    8. Clark, Robert L. & Mitchell, Olivia S., 2014. "How does retiree health insurance influence public sector employee saving?," Journal of Health Economics, Elsevier, vol. 38(C), pages 109-118.
    9. Erin Strumpf, 2010. "Employer-sponsored health insurance for early retirees: impacts on retirement, health, and health care," International Journal of Health Economics and Management, Springer, vol. 10(2), pages 105-147, June.
    10. Robert L. Clark & Melinda Sandler Morrill, 2010. "Retiree Health Plans in the Public Sector," Books, Edward Elgar Publishing, number 13688, June.
    11. David M. Blau & Donna B. Gilleskie, 2008. "The Role Of Retiree Health Insurance In The Employment Behavior Of Older Men," International Economic Review, Department of Economics, University of Pennsylvania and Osaka University Institute of Social and Economic Research Association, vol. 49(2), pages 475-514, May.
    12. Stephen A. Woodbury & James Marton, 2006. "Retiree Health Benefit Coverage and Retirement," Economics Working Paper Archive wp_470, Levy Economics Institute.
    13. Robin L. Lumsdaine & James H. Stock & David A. Wise, 1996. "Retirement Incentives: The Interaction between Employer-Provided Pensions, Social Security, and Retiree Health Benefits," NBER Chapters,in: The Economic Effects of Aging in the United States and Japan, pages 261-293 National Bureau of Economic Research, Inc.
    14. Zvi Bodie & John B. Shoven & David A. Wise, 1987. "Introduction to "Issues in Pension Economics"," NBER Chapters,in: Issues in Pension Economics, pages 1-12 National Bureau of Economic Research, Inc.
    15. Alan L. Gustman & Thomas L. Steinmeier, 1994. "Employer-Provided Health Insurance and Retirement Behavior," ILR Review, Cornell University, ILR School, vol. 48(1), pages 124-140, October.
    16. Christina Robinson & Robert Clark, 2010. "Retiree Health Insurance and Disengagement from a Career Job," Journal of Labor Research, Springer, vol. 31(3), pages 247-262, September.
    17. Laurence J. Kotlikoff & David A. Wise, 1987. "The Incentive Effects of Private Pension Plans," NBER Chapters,in: Issues in Pension Economics, pages 283-340 National Bureau of Economic Research, Inc.
    18. Zvi Bodie & John B. Shoven & David A. Wise, 1987. "Issues in Pension Economics," NBER Books, National Bureau of Economic Research, Inc, number bodi87-1, July.
    19. Nyce, Steven & Schieber, Sylvester J. & Shoven, John B. & Slavov, Sita Nataraj & Wise, David A., 2013. "Does retiree health insurance encourage early retirement?," Journal of Public Economics, Elsevier, vol. 104(C), pages 40-51.
    20. Lynn A. Karoly & Jeannette A. Rogowski, 1994. "The Effect of Access to Post-Retirement Health Insurance on the Decision to Retire Early," ILR Review, Cornell University, ILR School, vol. 48(1), pages 103-123, October.
    21. James Marton & Stephen A. Woodbury, 2007. "Retiree Health Benefit Coverage and Retirement," Book chapters authored by Upjohn Institute researchers,in: Dimitri B. Papadimitriou (ed.), Government Spending on the Elderly, pages 222-242 W.E. Upjohn Institute for Employment Research.
    22. Bridgitte C. Madrian, 1994. "The Effect of Health Insurance on Retirement," Brookings Papers on Economic Activity, Economic Studies Program, The Brookings Institution, vol. 25(1), pages 181-252.
    Full references (including those not matched with items on IDEAS)
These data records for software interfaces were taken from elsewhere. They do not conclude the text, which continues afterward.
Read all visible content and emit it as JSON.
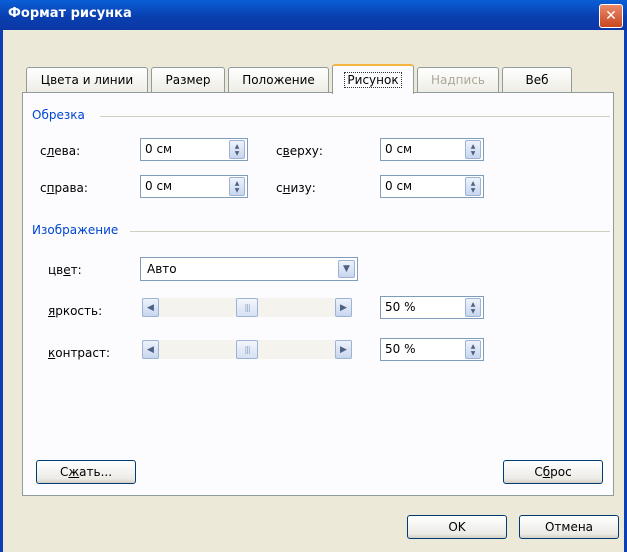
{
  "window": {
    "title": "Формат рисунка",
    "close_glyph": "✕"
  },
  "tabs": [
    {
      "label": "Цвета и линии"
    },
    {
      "label": "Размер"
    },
    {
      "label": "Положение"
    },
    {
      "label": "Рисунок"
    },
    {
      "label": "Надпись"
    },
    {
      "label": "Веб"
    }
  ],
  "crop": {
    "group_label": "Обрезка",
    "left": {
      "label_pre": "с",
      "label_u": "л",
      "label_post": "ева:",
      "value": "0 см"
    },
    "top": {
      "label_pre": "с",
      "label_u": "в",
      "label_post": "ерху:",
      "value": "0 см"
    },
    "right": {
      "label_pre": "с",
      "label_u": "п",
      "label_post": "рава:",
      "value": "0 см"
    },
    "bottom": {
      "label_pre": "с",
      "label_u": "н",
      "label_post": "изу:",
      "value": "0 см"
    }
  },
  "image": {
    "group_label": "Изображение",
    "color": {
      "label_pre": "цв",
      "label_u": "е",
      "label_post": "т:",
      "value": "Авто"
    },
    "brightness": {
      "label_u": "я",
      "label_post": "ркость:",
      "value": "50 %",
      "level": 0.5
    },
    "contrast": {
      "label_u": "к",
      "label_post": "онтраст:",
      "value": "50 %",
      "level": 0.5
    }
  },
  "buttons": {
    "compress_pre": "С",
    "compress_u": "ж",
    "compress_post": "ать...",
    "reset_pre": "С",
    "reset_u": "б",
    "reset_post": "рос",
    "ok": "OK",
    "cancel": "Отмена"
  },
  "icons": {
    "spin": "spinner-arrows",
    "dropdown": "chevron-down-icon",
    "left": "arrow-left-icon",
    "right": "arrow-right-icon"
  }
}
    Citations

    Citations are extracted by the CitEc Project, subscribe to its RSS feed for this item.
    as


    Cited by:

    1. Byron Lutz & Louise Sheiner, 2014. "The Fiscal Stress Arising from State and Local Retiree Health Obligations," NBER Working Papers 19779, National Bureau of Economic Research, Inc.
    2. Clark, Robert L. & Mitchell, Olivia S., 2014. "How does retiree health insurance influence public sector employee saving?," Journal of Health Economics, Elsevier, vol. 38(C), pages 109-118.
    3. Joshua Congdon-Hohman, 2014. "Retirement Reversals and Health Insurance: the Potential Impact of the Affordable Care Act," Working Papers 1501, College of the Holy Cross, Department of Economics.
    4. Fitzpatrick, Maria D., 2014. "Retiree health insurance for public school employees: Does it affect retirement?," Journal of Health Economics, Elsevier, vol. 38(C), pages 88-98.
    5. Robert Clark & Melinda Morrill, 2013. "Increasing Work Life: The Role Of The Employer," Discussion Papers 13-016, Stanford Institute for Economic Policy Research.
    6. Clark, Robert L. & Morrill, Melinda Sandler & Vanderweide, David, 2014. "The effects of retiree health insurance plan characteristics on retirees’ choice and employers’ costs," Journal of Health Economics, Elsevier, vol. 38(C), pages 119-129.
    7. Helen Levy & Thomas Buchmueller & Sayeh Nikpay, 2015. "The Effect of Health Reform on Retirement," Working Papers wp329, University of Michigan, Michigan Retirement Research Center.
    8. Morrill, Melinda Sandler, 2014. "Active and retired public employees’ health insurance: Potential data sources," Journal of Health Economics, Elsevier, vol. 38(C), pages 147-152.

    More about this item

    JEL classification:

    • I1 - Health, Education, and Welfare - - Health
    • J2 - Labor and Demographic Economics - - Demand and Supply of Labor
    • J3 - Labor and Demographic Economics - - Wages, Compensation, and Labor Costs
    • J4 - Labor and Demographic Economics - - Particular Labor Markets

    NEP fields

    This paper has been announced in the following NEP Reports:

    Statistics

    Access and download statistics

    Corrections

    All material on this site has been provided by the respective publishers and authors. You can help correct errors and omissions. When requesting a correction, please mention this item's handle: RePEc:nbr:nberwo:19563. See general information about how to correct material in RePEc.

    For technical questions regarding this item, or to correct its authors, title, abstract, bibliographic or download information, contact: (). General contact details of provider: http://edirc.repec.org/data/nberrus.html .

    If you have authored this item and are not yet registered with RePEc, we encourage you to do it here. This allows to link your profile to this item. It also allows you to accept potential citations to this item that we are uncertain about.

    If CitEc recognized a reference but did not link an item in RePEc to it, you can help with this form .

    If you know of missing items citing this one, you can help us creating those links by adding the relevant references in the same way as above, for each refering item. If you are a registered author of this item, you may also want to check the "citations" tab in your RePEc Author Service profile, as there may be some citations waiting for confirmation.

    Please note that corrections may take a couple of weeks to filter through the various RePEc services.

    IDEAS is a RePEc service hosted by the Research Division of the Federal Reserve Bank of St. Louis . RePEc uses bibliographic data supplied by the respective publishers.